Even after allowing for inflation and differences in valuation methods, $456 million is an awful lot of money to disappear in just five years. We probably haven’t seen destruction of shareholders’ wealth on this scale since Hugh Fletcher. Mr Lee’s vision of the port as a cash cow to fund local government projects appears to have turned very sour, very quickly.

The Productivity Commission seems to understand only too well where the problem lies: “Publicly-owned organisations are also, in effect, spending other [people's] money [and] are not well placed or sufficiently incentivised to monitor performance of such investments.” The Commission went on to say, “To manage conflicts of interest, elected representatives and council staff should be precluded from being a director of port and airport companies.”

The main issue is that ports are an important part of our infrastructure and we can't afford the risk of having their management overseen by local body politicians and town clerks. The Commission said, "To improve the efficiency of ports, councils should consider increasing the degree of private ownership in them. Councils should evaluate whether they can still achieve important community aims with lower ownership stakes." Perhaps, just perhaps, had Auckland had not made the decision to go for 100% ownership in 2005, we would not now be in this predicament.
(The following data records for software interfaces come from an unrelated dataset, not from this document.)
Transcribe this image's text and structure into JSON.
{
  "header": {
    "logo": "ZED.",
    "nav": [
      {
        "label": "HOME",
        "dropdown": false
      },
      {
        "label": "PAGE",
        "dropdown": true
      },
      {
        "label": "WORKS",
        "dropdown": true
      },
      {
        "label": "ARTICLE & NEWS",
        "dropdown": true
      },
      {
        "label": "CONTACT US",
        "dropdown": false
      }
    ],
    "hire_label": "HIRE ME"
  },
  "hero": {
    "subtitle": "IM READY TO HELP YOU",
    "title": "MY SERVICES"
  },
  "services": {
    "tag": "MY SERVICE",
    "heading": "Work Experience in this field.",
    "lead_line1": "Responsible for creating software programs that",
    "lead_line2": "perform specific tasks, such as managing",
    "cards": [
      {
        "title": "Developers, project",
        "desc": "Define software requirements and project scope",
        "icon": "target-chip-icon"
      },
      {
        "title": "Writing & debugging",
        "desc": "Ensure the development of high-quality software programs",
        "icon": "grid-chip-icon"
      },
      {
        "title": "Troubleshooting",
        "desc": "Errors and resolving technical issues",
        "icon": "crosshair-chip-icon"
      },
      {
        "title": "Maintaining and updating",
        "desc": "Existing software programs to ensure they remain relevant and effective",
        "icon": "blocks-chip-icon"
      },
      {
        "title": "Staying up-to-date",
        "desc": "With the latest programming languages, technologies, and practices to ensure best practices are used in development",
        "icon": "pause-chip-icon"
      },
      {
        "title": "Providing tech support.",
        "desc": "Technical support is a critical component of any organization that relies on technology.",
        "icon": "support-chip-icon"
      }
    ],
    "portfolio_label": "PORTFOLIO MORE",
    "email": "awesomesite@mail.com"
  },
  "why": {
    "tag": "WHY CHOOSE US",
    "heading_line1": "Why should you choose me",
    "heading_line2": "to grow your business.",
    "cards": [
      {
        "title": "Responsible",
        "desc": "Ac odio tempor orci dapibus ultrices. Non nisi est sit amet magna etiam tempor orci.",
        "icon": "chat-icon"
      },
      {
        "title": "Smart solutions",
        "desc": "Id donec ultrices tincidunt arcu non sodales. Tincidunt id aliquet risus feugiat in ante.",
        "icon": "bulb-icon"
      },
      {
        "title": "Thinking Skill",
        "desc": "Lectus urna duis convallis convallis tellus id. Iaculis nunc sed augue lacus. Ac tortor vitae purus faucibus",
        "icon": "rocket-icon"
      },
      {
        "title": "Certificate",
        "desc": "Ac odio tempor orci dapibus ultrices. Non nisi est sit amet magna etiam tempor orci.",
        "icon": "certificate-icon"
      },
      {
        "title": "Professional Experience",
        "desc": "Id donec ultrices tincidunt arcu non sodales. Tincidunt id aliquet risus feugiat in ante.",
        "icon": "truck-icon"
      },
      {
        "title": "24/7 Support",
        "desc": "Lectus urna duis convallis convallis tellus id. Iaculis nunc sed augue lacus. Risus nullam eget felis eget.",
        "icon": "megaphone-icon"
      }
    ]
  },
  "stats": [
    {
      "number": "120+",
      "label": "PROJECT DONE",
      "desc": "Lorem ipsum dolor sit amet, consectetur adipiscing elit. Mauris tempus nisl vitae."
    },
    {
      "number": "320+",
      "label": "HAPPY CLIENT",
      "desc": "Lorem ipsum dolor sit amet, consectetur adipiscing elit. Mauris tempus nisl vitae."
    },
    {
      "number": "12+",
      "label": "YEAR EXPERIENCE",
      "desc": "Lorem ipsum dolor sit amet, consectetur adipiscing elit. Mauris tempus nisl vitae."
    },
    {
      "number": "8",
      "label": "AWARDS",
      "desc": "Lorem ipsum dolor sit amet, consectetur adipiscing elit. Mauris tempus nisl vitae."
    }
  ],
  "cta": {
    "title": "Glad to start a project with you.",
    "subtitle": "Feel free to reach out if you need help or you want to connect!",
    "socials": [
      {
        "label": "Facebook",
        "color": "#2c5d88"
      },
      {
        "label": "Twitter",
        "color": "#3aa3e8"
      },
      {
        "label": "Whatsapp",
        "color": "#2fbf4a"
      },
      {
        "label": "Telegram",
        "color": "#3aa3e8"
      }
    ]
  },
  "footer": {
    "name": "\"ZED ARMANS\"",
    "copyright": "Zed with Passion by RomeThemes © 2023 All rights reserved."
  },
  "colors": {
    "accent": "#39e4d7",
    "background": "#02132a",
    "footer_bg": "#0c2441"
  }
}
The Productivity Commission also understands very well the origins of the archaic work practises that the Union is fighting to retain, and management to overcome: "Many of these work practices stem from past management decisions that were pragmatic and relevant to the working of ports before the advent of widespread containerisation and bulk material handling." In the Seventies, that was.

07 March 2012

Importers Support Port Decision

The Importers Institute supports the decision of Ports of Auckland to outsource stevedoring services. This decision means that about 300 Maritime Union members will be made redundant. Some of them will get jobs with the new contractors, others will move their heavy machinery driving skills to Australian mines and a few will have lots of time to reflect on the consequences of mindless militancy.

This dispute was never about terms and conditions. When the workers demand 2% and the bosses counter by offering 10%, to which the workers respond by going on strike, you could be excused for thinking this was a scene from The Life of Brian. No, the dispute was always about who runs the port. Was it to be management acting for the owners (the City) or the Union?

Importers have already had to bear enormous costs trying to cope with the effects of the strikes. They have had to, at their cost, move containers discharged at other ports around the country. Shipments have been diverted to airfreight. Consumers will ultimately pay for these significant costs, in the form of higher prices.

There will be a period of disruption for several more weeks, until the new contractors are up and running. We expect the Union to try to be as disruptive as possible. Expect to see the 'Occupy Auckland' hippies morph into 'Occupy the Port' protestors. The Maritime Union has not hesitated to deliberately engage in illegal sympathy strikes in Tauranga and Wellington. They cynically forced those ports to go to Court to obtain injunctions before going back to work. All this was taking place as the Union was announcing yet another illegal strike in Christchurch.

This dispute has been prolonged by the absurd requirements for lengthy periods of formal consultations. These requirements are part of the 'good faith' fiction enacted by Margaret Wilson of the last Labour Government. We say it is a fiction, because the Union has never displayed even a trace of good faith. They have lied about the average salaries (over $90,000) and made untrue claims about casualization. They responded to every proposal with a further notice of strike.

The current government does not see the need to amend the industrial legislation that it has inherited from Labour. Except when the victims are Wellington creative types, it seems. In fact, the only Labour excess that they have rectified in the last four years was to reintroduce Sirs and Dames (but not the Privy Council). Not good enough, Mr Key.